But there are occasions when it is pushed to the limit, as when the crowds are so big that one hymn is not enough to take up the entire liturgical action. Since most modern choirs don’t have motets prepared, most organists (or guitar players) have no solos to play, and Psalm singing is an unknown art to most Catholic musicians, what are the musicians to do? Well, choose another hymn.Or two. Or three.
I attended such an occasion the other day – it was first communion – and the choir solved the problem by piling up hymn after hymn after hymn. There were a total of seven hymns sung in the course of a single Mass: one for entrance, two for offertory, three for communion, and one for recession.
Leave aside the problem of style; they were all essential indistinguishable variations of the Ecleasy Listening form we all know too well. The real question is: what message does this send? Well, I counted the total number of words sung in these non-liturgical hymns. The total was 1,650 words. Then I counted the words in the appointed readings of the day. The total was 530.
So if we care about the words at Mass, we have a clear case in which the optional hymns have dominated the message. Three times as many words came from random outside hymns than the scripture itself.
I didn’t count the words of the homily plus the order of Mass, but I would guess that if you add them, you would end up with equal content overall.
Now, this is interesting to me. We’ve just been through a 30-year struggle for a new Missal with endless meetings and struggles over the question of what should be the texts spoken and sung at Mass. That makes sense because this is serious business.
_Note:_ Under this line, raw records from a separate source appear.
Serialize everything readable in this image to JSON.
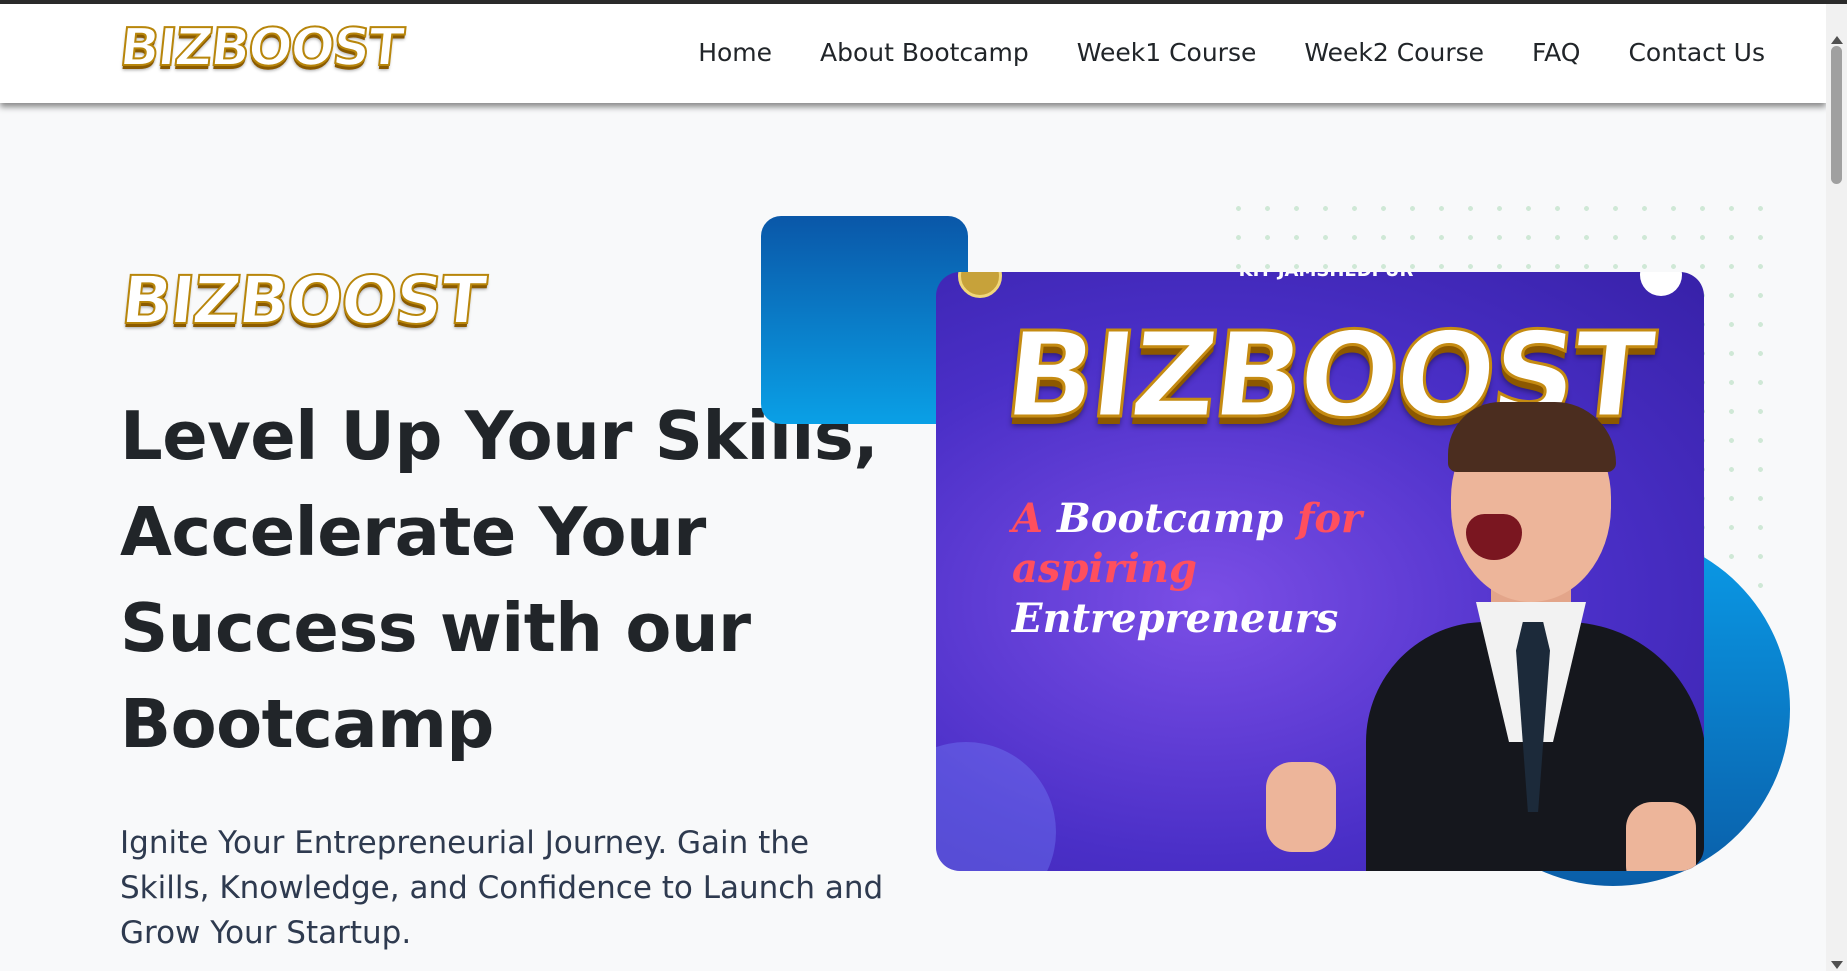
{
  "brand": {
    "logo_text": "BIZBOOST"
  },
  "nav": {
    "items": [
      {
        "label": "Home"
      },
      {
        "label": "About Bootcamp"
      },
      {
        "label": "Week1 Course"
      },
      {
        "label": "Week2 Course"
      },
      {
        "label": "FAQ"
      },
      {
        "label": "Contact Us"
      }
    ]
  },
  "hero": {
    "logo_text": "BIZBOOST",
    "title": "Level Up Your Skills, Accelerate Your Success with our Bootcamp",
    "subtitle": "Ignite Your Entrepreneurial Journey. Gain the Skills, Knowledge, and Confidence to Launch and Grow Your Startup."
  },
  "poster": {
    "top_text": "KIT JAMSHEDPUR",
    "logo_text": "BIZBOOST",
    "tagline": {
      "part1": "A ",
      "part2": "Bootcamp",
      "part3": " for ",
      "part4": "aspiring",
      "part5": "Entrepreneurs"
    }
  },
  "colors": {
    "brand_blue": "#0a6fc8",
    "poster_purple": "#4a2fc7",
    "accent_red": "#ff4f5e",
    "text_dark": "#212529"
  }
}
And yet who is paying attention to the hymns published and selected by the choir? Clearly, this aspect of Mass is very nearly equally weighted in terms of the message that people hear. And yet, there has been very little focus on this at all.
Truly, most of these hymns constitute not an extension of the Mass texts but an interruption of them — or worse, they are a replacement for them. It strikes me that it would be a perfectly reasonable legislative change that would mandate that the propers of the Mass must be sung (or spoken). In other words, if people just have to have their hymn fix, the choir should earn the right to sing a hymn by first singing the propers of the Mass. This is not an extreme proposal. It would fix something fundamental. Pastors can and should implement this on their own.
As a final note, let me complain about something that has been driving me nuts for years. A certain publisher out there has manage to nearly destroy ever traditional hymn in the books by provide arrangements that are completely unsingable by any standard.
My choir sings Vitoria, Sweelinck, Byrd, and Tallis, but finds the arrangements given for traditional hymns to be incomprehensible, not to mention completely ineffective. It’s bad enough that these companies insist on copyright protecting hymns that are otherwise in the public domain, which is why they re-write them in the first place, but can they not have the decency to publish something that can actually be sung?
Here is my exhibit A